▸ **TRY IT**
Repeat the listing below line for line, exactly as shown.

▸ **RECORD EXCERPTS**
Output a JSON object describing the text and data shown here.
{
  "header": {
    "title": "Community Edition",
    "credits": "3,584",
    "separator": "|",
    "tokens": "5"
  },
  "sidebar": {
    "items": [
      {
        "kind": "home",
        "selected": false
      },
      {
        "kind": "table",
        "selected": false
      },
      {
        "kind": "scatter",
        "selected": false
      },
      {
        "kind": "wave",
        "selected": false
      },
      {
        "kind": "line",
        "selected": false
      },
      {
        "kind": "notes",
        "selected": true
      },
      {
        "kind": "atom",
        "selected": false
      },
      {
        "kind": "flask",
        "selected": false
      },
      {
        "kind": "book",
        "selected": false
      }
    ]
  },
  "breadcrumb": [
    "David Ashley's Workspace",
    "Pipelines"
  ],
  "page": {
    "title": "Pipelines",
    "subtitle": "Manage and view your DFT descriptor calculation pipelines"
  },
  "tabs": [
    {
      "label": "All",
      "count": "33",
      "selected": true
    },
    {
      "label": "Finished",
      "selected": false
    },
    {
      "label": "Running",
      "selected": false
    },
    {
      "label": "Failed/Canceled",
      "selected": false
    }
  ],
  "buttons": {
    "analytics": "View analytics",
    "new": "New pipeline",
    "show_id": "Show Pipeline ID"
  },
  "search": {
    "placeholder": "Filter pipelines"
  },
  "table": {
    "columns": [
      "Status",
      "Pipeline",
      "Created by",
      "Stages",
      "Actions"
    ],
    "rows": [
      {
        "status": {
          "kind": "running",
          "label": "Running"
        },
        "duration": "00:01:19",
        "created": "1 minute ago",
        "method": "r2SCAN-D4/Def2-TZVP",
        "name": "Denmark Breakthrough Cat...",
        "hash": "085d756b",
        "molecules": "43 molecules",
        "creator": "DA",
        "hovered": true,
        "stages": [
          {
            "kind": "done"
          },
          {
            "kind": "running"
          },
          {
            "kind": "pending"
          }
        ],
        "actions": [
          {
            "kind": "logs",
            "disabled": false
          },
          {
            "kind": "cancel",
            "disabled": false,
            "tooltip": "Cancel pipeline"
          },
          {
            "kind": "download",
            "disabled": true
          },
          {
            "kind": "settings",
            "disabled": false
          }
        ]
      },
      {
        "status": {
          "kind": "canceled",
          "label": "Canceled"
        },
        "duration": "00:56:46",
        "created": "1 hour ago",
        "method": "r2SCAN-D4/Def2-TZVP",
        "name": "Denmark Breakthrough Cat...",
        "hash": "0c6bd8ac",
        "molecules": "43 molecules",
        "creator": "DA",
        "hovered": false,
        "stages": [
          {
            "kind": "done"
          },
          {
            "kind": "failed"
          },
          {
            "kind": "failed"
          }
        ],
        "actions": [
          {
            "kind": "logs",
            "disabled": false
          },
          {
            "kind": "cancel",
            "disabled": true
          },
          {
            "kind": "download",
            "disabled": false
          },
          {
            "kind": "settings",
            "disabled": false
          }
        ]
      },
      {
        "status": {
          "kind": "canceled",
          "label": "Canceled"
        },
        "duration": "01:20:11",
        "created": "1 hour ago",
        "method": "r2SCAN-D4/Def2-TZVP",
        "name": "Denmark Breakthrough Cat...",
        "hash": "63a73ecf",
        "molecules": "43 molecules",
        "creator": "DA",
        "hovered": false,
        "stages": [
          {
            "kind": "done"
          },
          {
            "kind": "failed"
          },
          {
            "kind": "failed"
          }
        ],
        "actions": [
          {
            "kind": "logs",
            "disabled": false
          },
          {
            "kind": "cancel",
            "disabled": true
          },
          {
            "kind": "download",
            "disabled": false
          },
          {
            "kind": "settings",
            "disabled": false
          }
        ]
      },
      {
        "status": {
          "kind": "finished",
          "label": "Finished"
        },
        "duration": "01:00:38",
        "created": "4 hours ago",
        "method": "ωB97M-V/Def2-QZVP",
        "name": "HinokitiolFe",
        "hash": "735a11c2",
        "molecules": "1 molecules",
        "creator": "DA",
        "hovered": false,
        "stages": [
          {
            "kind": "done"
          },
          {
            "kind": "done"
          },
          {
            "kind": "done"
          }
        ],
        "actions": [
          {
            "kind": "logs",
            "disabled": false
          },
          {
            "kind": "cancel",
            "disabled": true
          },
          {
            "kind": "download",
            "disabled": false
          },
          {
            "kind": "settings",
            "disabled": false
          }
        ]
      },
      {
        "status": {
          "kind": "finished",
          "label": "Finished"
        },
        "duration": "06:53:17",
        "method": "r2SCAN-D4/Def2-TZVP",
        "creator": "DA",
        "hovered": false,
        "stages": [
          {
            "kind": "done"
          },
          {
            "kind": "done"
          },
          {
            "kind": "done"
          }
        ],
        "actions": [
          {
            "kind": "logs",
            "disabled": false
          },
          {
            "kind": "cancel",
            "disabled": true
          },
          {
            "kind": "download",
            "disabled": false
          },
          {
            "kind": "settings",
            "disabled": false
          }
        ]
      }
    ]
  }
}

▸ **ANSWER SECTION**
Output a JSON object describing the text and data shown here.
{
  "header": {
    "title": "Community Edition",
    "credits": "3,584",
    "separator": "|",
    "tokens": "5"
  },
  "sidebar": {
    "items": [
      {
        "kind": "home",
        "selected": false
      },
      {
        "kind": "table",
        "selected": false
      },
      {
        "kind": "scatter",
        "selected": false
      },
      {
        "kind": "wave",
        "selected": false
      },
      {
        "kind": "line",
        "selected": false
      },
      {
        "kind": "notes",
        "selected": true
      },
      {
        "kind": "atom",
        "selected": false
      },
      {
        "kind": "flask",
        "selected": false
      },
      {
        "kind": "book",
        "selected": false
      }
    ]
  },
  "breadcrumb": [
    "David Ashley's Workspace",
    "Pipelines"
  ],
  "page": {
    "title": "Pipelines",
    "subtitle": "Manage and view your DFT descriptor calculation pipelines"
  },
  "tabs": [
    {
      "label": "All",
      "count": "33",
      "selected": true
    },
    {
      "label": "Finished",
      "selected": false
    },
    {
      "label": "Running",
      "selected": false
    },
    {
      "label": "Failed/Canceled",
      "selected": false
    }
  ],
  "buttons": {
    "analytics": "View analytics",
    "new": "New pipeline",
    "show_id": "Show Pipeline ID"
  },
  "search": {
    "placeholder": "Filter pipelines"
  },
  "table": {
    "columns": [
      "Status",
      "Pipeline",
      "Created by",
      "Stages",
      "Actions"
    ],
    "rows": [
      {
        "status": {
          "kind": "running",
          "label": "Running"
        },
        "duration": "00:01:19",
        "created": "1 minute ago",
        "method": "r2SCAN-D4/Def2-TZVP",
        "name": "Denmark Breakthrough Cat...",
        "hash": "085d756b",
        "molecules": "43 molecules",
        "creator": "DA",
        "hovered": true,
        "stages": [
          {
            "kind": "done"
          },
          {
            "kind": "running"
          },
          {
            "kind": "pending"
          }
        ],
        "actions": [
          {
            "kind": "logs",
            "disabled": false
          },
          {
            "kind": "cancel",
            "disabled": false,
            "tooltip": "Cancel pipeline"
          },
          {
            "kind": "download",
            "disabled": true
          },
          {
            "kind": "settings",
            "disabled": false
          }
        ]
      },
      {
        "status": {
          "kind": "canceled",
          "label": "Canceled"
        },
        "duration": "00:56:46",
        "created": "1 hour ago",
        "method": "r2SCAN-D4/Def2-TZVP",
        "name": "Denmark Breakthrough Cat...",
        "hash": "0c6bd8ac",
        "molecules": "43 molecules",
        "creator": "DA",
        "hovered": false,
        "stages": [
          {
            "kind": "done"
          },
          {
            "kind": "failed"
          },
          {
            "kind": "failed"
          }
        ],
        "actions": [
          {
            "kind": "logs",
            "disabled": false
          },
          {
            "kind": "cancel",
            "disabled": true
          },
          {
            "kind": "download",
            "disabled": false
          },
          {
            "kind": "settings",
            "disabled": false
          }
        ]
      },
      {
        "status": {
          "kind": "canceled",
          "label": "Canceled"
        },
        "duration": "01:20:11",
        "created": "1 hour ago",
        "method": "r2SCAN-D4/Def2-TZVP",
        "name": "Denmark Breakthrough Cat...",
        "hash": "63a73ecf",
        "molecules": "43 molecules",
        "creator": "DA",
        "hovered": false,
        "stages": [
          {
            "kind": "done"
          },
          {
            "kind": "failed"
          },
          {
            "kind": "failed"
          }
        ],
        "actions": [
          {
            "kind": "logs",
            "disabled": false
          },
          {
            "kind": "cancel",
            "disabled": true
          },
          {
            "kind": "download",
            "disabled": false
          },
          {
            "kind": "settings",
            "disabled": false
          }
        ]
      },
      {
        "status": {
          "kind": "finished",
          "label": "Finished"
        },
        "duration": "01:00:38",
        "created": "4 hours ago",
        "method": "ωB97M-V/Def2-QZVP",
        "name": "HinokitiolFe",
        "hash": "735a11c2",
        "molecules": "1 molecules",
        "creator": "DA",
        "hovered": false,
        "stages": [
          {
            "kind": "done"
          },
          {
            "kind": "done"
          },
          {
            "kind": "done"
          }
        ],
        "actions": [
          {
            "kind": "logs",
            "disabled": false
          },
          {
            "kind": "cancel",
            "disabled": true
          },
          {
            "kind": "download",
            "disabled": false
          },
          {
            "kind": "settings",
            "disabled": false
          }
        ]
      },
      {
        "status": {
          "kind": "finished",
          "label": "Finished"
        },
        "duration": "06:53:17",
        "method": "r2SCAN-D4/Def2-TZVP",
        "creator": "DA",
        "hovered": false,
        "stages": [
          {
            "kind": "done"
          },
          {
            "kind": "done"
          },
          {
            "kind": "done"
          }
        ],
        "actions": [
          {
            "kind": "logs",
            "disabled": false
          },
          {
            "kind": "cancel",
            "disabled": true
          },
          {
            "kind": "download",
            "disabled": false
          },
          {
            "kind": "settings",
            "disabled": false
          }
        ]
      }
    ]
  }
}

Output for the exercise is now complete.